I hope your readers can stand one more letter concerning the $75,000 pay raise for University of Montana President George Dennison. There is no doubt that Dennison is a very nice fella and deserves all of the glowing words. And perhaps a raise, also. But not in the present atmosphere.
Above all, he doesn’t need a golden parachute to drag into retire ment for the rest of his life. The small difference in pay isn’t worth the stigma. And perhaps he would have been held in even higher esteem if he would have just rejected the raise instead of accepting it.
To try to answer Eileen Kennedy’s question, “What is obscenity?” (letter, March 9), we must look to the Montana commissioner of higher education and the Board of Regents. The word that they keep tossing around as an excuse for their actions is “parity.” They claim it has been their policy for almost 40 years. They weren’t using it when they hired the new Montana State University President Waded Cruzado at $280,000. If they would have, they would have put her salary at $205,050, on a par with Dennison’s. Parity goes both ways.
But let me put it another way – in a little story that comes to mind:
Once there were seven regents.
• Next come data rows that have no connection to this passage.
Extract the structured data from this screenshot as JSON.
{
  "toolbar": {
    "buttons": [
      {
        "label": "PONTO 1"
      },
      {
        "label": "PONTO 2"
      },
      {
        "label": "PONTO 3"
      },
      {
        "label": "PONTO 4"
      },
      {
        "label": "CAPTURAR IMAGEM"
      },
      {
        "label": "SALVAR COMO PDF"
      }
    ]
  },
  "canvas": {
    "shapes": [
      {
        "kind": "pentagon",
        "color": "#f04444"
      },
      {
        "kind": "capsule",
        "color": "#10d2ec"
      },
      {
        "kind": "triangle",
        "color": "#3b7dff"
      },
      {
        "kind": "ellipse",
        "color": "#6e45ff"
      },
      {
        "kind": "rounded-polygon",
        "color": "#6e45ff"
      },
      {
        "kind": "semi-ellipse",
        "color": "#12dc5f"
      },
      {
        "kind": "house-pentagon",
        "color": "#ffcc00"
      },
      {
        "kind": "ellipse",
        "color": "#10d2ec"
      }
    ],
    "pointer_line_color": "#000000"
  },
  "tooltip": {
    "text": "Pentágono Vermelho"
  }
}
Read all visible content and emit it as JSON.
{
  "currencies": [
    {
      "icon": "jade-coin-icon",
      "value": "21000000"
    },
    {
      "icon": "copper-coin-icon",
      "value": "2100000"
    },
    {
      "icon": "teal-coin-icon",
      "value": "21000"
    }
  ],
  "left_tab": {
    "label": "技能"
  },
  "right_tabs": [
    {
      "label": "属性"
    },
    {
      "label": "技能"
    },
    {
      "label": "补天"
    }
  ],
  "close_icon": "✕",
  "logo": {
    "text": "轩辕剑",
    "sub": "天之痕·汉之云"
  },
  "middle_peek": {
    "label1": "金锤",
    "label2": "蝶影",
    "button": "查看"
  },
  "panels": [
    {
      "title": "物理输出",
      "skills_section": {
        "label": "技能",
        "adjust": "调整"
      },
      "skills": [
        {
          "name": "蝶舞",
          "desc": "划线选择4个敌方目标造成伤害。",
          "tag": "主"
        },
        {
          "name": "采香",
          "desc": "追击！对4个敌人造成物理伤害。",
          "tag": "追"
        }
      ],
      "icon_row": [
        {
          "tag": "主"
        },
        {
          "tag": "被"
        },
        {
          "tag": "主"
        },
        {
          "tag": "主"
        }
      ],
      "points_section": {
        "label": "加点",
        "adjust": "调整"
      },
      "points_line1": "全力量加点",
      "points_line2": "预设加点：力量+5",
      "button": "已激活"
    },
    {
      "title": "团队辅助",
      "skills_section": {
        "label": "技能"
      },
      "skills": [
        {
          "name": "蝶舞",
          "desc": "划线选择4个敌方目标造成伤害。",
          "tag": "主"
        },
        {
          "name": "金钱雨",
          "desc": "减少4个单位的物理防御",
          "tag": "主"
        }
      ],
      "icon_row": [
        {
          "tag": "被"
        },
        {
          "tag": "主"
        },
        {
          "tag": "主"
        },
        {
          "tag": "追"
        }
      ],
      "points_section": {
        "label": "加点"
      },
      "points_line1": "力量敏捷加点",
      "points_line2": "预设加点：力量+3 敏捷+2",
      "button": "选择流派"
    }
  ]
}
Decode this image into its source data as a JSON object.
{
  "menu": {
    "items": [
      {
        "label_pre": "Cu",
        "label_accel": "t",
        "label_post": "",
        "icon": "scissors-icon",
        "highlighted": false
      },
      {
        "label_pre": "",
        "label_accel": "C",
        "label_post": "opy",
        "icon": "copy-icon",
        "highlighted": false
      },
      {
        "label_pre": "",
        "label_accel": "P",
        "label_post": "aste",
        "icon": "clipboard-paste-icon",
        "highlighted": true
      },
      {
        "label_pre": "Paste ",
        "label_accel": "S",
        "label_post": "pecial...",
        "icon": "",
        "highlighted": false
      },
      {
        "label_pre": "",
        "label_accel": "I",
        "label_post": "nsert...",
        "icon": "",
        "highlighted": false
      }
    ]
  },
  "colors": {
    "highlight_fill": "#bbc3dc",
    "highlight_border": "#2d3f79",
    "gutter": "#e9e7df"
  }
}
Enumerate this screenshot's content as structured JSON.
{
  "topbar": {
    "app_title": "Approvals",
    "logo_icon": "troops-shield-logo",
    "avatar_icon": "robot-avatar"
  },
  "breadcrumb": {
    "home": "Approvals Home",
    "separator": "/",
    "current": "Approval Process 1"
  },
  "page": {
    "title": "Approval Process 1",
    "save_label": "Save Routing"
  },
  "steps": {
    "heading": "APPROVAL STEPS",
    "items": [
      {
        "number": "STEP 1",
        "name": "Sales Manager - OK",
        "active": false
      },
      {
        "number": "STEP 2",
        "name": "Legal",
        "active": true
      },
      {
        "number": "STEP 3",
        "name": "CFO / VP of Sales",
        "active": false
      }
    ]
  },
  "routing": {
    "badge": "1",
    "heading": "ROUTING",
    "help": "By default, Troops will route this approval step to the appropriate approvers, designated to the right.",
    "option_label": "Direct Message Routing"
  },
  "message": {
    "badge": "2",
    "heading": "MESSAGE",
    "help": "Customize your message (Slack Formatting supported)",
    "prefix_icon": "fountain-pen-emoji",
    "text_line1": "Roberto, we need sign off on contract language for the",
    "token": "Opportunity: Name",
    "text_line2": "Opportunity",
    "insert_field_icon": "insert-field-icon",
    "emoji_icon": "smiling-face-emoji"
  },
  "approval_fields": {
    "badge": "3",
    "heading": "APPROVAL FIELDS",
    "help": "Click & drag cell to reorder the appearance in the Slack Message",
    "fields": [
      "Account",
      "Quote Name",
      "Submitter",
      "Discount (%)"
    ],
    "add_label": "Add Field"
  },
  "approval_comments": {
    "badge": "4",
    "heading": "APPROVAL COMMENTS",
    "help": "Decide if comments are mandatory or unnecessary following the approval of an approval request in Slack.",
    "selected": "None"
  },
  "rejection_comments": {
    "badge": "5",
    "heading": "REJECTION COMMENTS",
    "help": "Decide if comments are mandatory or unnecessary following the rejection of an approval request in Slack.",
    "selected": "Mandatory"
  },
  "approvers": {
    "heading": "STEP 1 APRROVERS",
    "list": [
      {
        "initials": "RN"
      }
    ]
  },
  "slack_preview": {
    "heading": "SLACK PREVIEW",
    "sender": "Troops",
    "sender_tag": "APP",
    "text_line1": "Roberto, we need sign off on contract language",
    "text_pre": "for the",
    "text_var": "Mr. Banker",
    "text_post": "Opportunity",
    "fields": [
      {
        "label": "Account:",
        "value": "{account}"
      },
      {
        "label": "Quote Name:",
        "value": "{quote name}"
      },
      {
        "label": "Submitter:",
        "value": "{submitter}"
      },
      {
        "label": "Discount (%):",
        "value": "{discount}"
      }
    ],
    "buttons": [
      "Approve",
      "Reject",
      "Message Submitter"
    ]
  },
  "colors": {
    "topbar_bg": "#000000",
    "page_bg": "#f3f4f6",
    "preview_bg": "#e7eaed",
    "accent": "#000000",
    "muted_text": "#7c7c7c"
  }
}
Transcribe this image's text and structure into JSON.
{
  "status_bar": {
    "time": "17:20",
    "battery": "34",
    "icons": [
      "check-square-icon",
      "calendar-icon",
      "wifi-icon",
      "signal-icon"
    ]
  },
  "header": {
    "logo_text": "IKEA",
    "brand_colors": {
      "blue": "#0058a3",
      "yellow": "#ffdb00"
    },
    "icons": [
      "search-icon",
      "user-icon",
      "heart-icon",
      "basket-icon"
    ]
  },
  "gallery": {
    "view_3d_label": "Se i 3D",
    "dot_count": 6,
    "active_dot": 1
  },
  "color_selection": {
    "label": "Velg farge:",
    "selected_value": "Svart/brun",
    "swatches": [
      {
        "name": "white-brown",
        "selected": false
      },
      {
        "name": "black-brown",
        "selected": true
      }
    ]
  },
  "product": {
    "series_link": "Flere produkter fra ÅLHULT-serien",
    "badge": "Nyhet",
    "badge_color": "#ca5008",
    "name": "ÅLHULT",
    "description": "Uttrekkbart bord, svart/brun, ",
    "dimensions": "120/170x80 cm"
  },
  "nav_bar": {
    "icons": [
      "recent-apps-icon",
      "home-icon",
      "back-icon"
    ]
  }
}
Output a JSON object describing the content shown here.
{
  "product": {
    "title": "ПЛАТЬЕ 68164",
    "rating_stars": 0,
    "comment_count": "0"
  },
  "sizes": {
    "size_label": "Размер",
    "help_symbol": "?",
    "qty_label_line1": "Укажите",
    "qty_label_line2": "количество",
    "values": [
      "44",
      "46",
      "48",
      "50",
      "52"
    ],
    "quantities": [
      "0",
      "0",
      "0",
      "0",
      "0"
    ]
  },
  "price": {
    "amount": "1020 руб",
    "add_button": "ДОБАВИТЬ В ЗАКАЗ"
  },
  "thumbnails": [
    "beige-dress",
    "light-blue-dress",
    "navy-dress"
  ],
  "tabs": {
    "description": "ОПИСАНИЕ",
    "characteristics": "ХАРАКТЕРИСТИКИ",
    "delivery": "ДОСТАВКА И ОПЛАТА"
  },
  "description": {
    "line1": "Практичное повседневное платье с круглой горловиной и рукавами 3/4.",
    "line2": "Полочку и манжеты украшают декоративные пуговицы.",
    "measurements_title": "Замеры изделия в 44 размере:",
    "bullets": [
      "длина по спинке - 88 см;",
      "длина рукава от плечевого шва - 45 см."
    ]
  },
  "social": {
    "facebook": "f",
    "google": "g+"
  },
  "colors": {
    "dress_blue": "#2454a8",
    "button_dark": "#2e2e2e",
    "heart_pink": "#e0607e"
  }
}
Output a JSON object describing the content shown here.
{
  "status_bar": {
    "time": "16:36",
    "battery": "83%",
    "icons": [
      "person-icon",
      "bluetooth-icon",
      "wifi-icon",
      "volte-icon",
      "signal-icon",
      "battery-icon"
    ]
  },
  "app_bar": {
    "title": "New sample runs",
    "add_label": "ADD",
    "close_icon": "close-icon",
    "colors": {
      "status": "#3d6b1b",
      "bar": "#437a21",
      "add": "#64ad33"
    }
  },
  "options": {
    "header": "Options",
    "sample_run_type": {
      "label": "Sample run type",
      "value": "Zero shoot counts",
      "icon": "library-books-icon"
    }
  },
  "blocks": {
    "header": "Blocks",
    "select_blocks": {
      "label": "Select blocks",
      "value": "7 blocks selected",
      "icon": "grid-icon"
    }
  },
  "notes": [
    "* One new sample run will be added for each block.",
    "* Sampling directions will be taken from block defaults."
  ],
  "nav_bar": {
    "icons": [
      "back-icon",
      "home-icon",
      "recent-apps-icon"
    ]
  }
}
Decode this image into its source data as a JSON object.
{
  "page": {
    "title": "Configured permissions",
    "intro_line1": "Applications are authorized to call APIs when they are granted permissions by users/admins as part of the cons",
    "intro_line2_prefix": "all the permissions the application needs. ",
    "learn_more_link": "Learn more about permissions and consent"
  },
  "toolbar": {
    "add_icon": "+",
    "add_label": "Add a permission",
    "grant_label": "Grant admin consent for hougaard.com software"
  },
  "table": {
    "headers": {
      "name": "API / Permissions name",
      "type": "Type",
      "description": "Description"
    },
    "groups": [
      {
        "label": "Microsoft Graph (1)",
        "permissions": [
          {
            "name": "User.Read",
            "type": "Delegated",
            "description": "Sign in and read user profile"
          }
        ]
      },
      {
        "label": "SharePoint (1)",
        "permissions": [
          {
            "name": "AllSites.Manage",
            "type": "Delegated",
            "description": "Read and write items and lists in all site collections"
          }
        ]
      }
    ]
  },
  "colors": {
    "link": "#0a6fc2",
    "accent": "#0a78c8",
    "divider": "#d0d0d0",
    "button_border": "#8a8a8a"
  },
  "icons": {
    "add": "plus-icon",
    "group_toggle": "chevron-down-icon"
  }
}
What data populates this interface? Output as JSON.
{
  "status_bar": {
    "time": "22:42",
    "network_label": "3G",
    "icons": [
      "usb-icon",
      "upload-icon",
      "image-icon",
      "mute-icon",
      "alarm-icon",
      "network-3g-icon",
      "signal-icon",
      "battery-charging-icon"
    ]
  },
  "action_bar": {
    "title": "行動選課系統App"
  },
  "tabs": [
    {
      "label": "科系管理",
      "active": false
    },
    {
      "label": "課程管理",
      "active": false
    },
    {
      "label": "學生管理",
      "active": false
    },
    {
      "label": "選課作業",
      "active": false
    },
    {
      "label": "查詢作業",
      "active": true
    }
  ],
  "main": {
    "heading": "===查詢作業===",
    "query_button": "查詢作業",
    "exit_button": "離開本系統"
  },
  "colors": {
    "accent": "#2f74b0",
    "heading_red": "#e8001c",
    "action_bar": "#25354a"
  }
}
They were all in the same boat called “Parity.” They were all playing with guns. Six of the Regents shot themselves in the foot. The seventh regent, the good one whose name was Todd, missed his foot and blew a hole in the boat. And that’s why the boat won’t float.
Do we need seven regents? Why not cut it down to five or three or maybe even one? We’d still have an odd number to break tie votes, and save enough on regents’ salaries to pay for the university presidents’ raises they voted for.
Marion Wrightsman, Plains